↓↓↓
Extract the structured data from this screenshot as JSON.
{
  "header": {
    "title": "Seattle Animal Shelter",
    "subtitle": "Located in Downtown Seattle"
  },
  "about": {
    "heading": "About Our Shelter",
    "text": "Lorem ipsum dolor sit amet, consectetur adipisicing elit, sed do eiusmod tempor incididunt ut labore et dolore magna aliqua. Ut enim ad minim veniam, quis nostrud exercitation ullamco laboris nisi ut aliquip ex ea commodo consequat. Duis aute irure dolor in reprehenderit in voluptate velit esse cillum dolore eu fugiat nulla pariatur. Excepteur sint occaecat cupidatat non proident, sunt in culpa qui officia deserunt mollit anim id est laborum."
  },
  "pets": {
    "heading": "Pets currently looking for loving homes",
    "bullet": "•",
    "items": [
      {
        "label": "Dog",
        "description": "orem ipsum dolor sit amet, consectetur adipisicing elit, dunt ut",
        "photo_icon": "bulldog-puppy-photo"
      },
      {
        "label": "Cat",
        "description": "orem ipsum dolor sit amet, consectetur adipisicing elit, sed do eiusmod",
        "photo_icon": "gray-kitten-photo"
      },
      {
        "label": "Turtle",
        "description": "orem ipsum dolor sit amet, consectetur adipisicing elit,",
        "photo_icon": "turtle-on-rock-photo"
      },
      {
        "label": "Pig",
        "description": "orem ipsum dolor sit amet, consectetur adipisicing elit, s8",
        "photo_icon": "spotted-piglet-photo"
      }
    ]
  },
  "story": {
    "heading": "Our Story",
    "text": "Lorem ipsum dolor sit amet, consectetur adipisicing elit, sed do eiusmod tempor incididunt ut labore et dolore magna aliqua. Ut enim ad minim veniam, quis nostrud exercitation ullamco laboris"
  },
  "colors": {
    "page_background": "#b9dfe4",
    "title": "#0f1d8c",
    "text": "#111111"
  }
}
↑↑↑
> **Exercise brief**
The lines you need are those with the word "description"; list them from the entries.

> **Response to this exercise**
        "description": "orem ipsum dolor sit amet, consectetur adipisicing elit, dunt ut",
        "description": "orem ipsum dolor sit amet, consectetur adipisicing elit, sed do eiusmod",
        "description": "orem ipsum dolor sit amet, consectetur adipisicing elit,",
        "description": "orem ipsum dolor sit amet, consectetur adipisicing elit, s8",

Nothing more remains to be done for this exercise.